EXERCISE -
The records that follow are to be repeated without alteration.

GIVEN RECORDS -

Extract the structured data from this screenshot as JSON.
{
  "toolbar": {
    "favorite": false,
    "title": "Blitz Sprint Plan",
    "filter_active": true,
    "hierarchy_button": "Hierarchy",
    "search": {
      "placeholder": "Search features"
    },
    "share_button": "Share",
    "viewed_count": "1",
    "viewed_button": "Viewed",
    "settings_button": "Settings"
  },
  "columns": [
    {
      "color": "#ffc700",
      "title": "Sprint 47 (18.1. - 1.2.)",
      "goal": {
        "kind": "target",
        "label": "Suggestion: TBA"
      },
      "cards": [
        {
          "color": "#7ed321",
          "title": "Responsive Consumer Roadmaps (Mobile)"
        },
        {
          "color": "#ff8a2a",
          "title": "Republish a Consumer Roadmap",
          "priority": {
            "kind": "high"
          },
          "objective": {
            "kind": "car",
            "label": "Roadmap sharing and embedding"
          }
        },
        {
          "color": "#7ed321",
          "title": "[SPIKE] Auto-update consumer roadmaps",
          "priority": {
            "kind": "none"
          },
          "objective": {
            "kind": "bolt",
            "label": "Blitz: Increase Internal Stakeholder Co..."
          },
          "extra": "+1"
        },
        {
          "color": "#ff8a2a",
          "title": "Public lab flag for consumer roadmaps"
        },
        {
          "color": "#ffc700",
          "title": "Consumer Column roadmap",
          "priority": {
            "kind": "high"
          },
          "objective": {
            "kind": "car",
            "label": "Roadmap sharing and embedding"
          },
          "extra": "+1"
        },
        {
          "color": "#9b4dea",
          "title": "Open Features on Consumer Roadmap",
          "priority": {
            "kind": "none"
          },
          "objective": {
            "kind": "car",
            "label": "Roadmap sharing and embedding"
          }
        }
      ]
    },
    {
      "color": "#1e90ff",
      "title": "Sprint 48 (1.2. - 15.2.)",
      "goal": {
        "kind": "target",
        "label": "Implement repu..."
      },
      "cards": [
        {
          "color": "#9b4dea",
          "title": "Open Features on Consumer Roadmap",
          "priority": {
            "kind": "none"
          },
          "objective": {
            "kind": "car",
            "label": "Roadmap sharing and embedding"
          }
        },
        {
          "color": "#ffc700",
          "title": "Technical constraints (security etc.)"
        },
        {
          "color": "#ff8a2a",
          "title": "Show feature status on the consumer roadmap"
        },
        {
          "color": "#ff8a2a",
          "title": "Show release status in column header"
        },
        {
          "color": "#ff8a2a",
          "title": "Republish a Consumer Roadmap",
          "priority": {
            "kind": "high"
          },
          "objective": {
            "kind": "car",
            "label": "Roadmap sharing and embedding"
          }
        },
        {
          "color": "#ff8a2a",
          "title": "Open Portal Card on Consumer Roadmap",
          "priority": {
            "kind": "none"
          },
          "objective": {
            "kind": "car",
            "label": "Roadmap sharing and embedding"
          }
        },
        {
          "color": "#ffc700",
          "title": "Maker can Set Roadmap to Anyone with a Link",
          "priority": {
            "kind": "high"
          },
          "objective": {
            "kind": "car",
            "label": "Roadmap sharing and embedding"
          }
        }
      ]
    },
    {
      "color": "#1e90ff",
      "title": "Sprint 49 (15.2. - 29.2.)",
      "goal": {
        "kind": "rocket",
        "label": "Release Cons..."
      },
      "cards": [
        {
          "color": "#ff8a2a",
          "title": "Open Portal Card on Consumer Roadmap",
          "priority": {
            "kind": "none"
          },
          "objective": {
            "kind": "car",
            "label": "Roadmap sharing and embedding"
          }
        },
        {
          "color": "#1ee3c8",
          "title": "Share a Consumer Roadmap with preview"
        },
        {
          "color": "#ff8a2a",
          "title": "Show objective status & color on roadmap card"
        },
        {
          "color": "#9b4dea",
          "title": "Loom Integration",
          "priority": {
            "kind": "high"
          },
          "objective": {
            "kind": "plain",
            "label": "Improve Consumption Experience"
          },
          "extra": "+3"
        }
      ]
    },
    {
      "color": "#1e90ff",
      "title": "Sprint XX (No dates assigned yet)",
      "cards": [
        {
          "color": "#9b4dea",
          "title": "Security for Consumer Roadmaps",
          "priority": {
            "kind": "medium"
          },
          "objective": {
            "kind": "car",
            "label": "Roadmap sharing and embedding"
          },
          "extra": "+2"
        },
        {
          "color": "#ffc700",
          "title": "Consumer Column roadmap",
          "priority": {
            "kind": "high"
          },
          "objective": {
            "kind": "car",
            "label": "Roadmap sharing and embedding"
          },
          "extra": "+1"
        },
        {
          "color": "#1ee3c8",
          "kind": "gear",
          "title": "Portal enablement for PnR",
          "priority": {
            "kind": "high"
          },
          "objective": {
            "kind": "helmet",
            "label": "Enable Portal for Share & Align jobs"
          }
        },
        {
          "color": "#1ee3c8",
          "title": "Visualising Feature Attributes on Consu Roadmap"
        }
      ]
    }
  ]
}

RESULT FOR THIS EXERCISE -
Extract the structured data from this screenshot as JSON.
{
  "toolbar": {
    "favorite": false,
    "title": "Blitz Sprint Plan",
    "filter_active": true,
    "hierarchy_button": "Hierarchy",
    "search": {
      "placeholder": "Search features"
    },
    "share_button": "Share",
    "viewed_count": "1",
    "viewed_button": "Viewed",
    "settings_button": "Settings"
  },
  "columns": [
    {
      "color": "#ffc700",
      "title": "Sprint 47 (18.1. - 1.2.)",
      "goal": {
        "kind": "target",
        "label": "Suggestion: TBA"
      },
      "cards": [
        {
          "color": "#7ed321",
          "title": "Responsive Consumer Roadmaps (Mobile)"
        },
        {
          "color": "#ff8a2a",
          "title": "Republish a Consumer Roadmap",
          "priority": {
            "kind": "high"
          },
          "objective": {
            "kind": "car",
            "label": "Roadmap sharing and embedding"
          }
        },
        {
          "color": "#7ed321",
          "title": "[SPIKE] Auto-update consumer roadmaps",
          "priority": {
            "kind": "none"
          },
          "objective": {
            "kind": "bolt",
            "label": "Blitz: Increase Internal Stakeholder Co..."
          },
          "extra": "+1"
        },
        {
          "color": "#ff8a2a",
          "title": "Public lab flag for consumer roadmaps"
        },
        {
          "color": "#ffc700",
          "title": "Consumer Column roadmap",
          "priority": {
            "kind": "high"
          },
          "objective": {
            "kind": "car",
            "label": "Roadmap sharing and embedding"
          },
          "extra": "+1"
        },
        {
          "color": "#9b4dea",
          "title": "Open Features on Consumer Roadmap",
          "priority": {
            "kind": "none"
          },
          "objective": {
            "kind": "car",
            "label": "Roadmap sharing and embedding"
          }
        }
      ]
    },
    {
      "color": "#1e90ff",
      "title": "Sprint 48 (1.2. - 15.2.)",
      "goal": {
        "kind": "target",
        "label": "Implement repu..."
      },
      "cards": [
        {
          "color": "#9b4dea",
          "title": "Open Features on Consumer Roadmap",
          "priority": {
            "kind": "none"
          },
          "objective": {
            "kind": "car",
            "label": "Roadmap sharing and embedding"
          }
        },
        {
          "color": "#ffc700",
          "title": "Technical constraints (security etc.)"
        },
        {
          "color": "#ff8a2a",
          "title": "Show feature status on the consumer roadmap"
        },
        {
          "color": "#ff8a2a",
          "title": "Show release status in column header"
        },
        {
          "color": "#ff8a2a",
          "title": "Republish a Consumer Roadmap",
          "priority": {
            "kind": "high"
          },
          "objective": {
            "kind": "car",
            "label": "Roadmap sharing and embedding"
          }
        },
        {
          "color": "#ff8a2a",
          "title": "Open Portal Card on Consumer Roadmap",
          "priority": {
            "kind": "none"
          },
          "objective": {
            "kind": "car",
            "label": "Roadmap sharing and embedding"
          }
        },
        {
          "color": "#ffc700",
          "title": "Maker can Set Roadmap to Anyone with a Link",
          "priority": {
            "kind": "high"
          },
          "objective": {
            "kind": "car",
            "label": "Roadmap sharing and embedding"
          }
        }
      ]
    },
    {
      "color": "#1e90ff",
      "title": "Sprint 49 (15.2. - 29.2.)",
      "goal": {
        "kind": "rocket",
        "label": "Release Cons..."
      },
      "cards": [
        {
          "color": "#ff8a2a",
          "title": "Open Portal Card on Consumer Roadmap",
          "priority": {
            "kind": "none"
          },
          "objective": {
            "kind": "car",
            "label": "Roadmap sharing and embedding"
          }
        },
        {
          "color": "#1ee3c8",
          "title": "Share a Consumer Roadmap with preview"
        },
        {
          "color": "#ff8a2a",
          "title": "Show objective status & color on roadmap card"
        },
        {
          "color": "#9b4dea",
          "title": "Loom Integration",
          "priority": {
            "kind": "high"
          },
          "objective": {
            "kind": "plain",
            "label": "Improve Consumption Experience"
          },
          "extra": "+3"
        }
      ]
    },
    {
      "color": "#1e90ff",
      "title": "Sprint XX (No dates assigned yet)",
      "cards": [
        {
          "color": "#9b4dea",
          "title": "Security for Consumer Roadmaps",
          "priority": {
            "kind": "medium"
          },
          "objective": {
            "kind": "car",
            "label": "Roadmap sharing and embedding"
          },
          "extra": "+2"
        },
        {
          "color": "#ffc700",
          "title": "Consumer Column roadmap",
          "priority": {
            "kind": "high"
          },
          "objective": {
            "kind": "car",
            "label": "Roadmap sharing and embedding"
          },
          "extra": "+1"
        },
        {
          "color": "#1ee3c8",
          "kind": "gear",
          "title": "Portal enablement for PnR",
          "priority": {
            "kind": "high"
          },
          "objective": {
            "kind": "helmet",
            "label": "Enable Portal for Share & Align jobs"
          }
        },
        {
          "color": "#1ee3c8",
          "title": "Visualising Feature Attributes on Consu Roadmap"
        }
      ]
    }
  ]
}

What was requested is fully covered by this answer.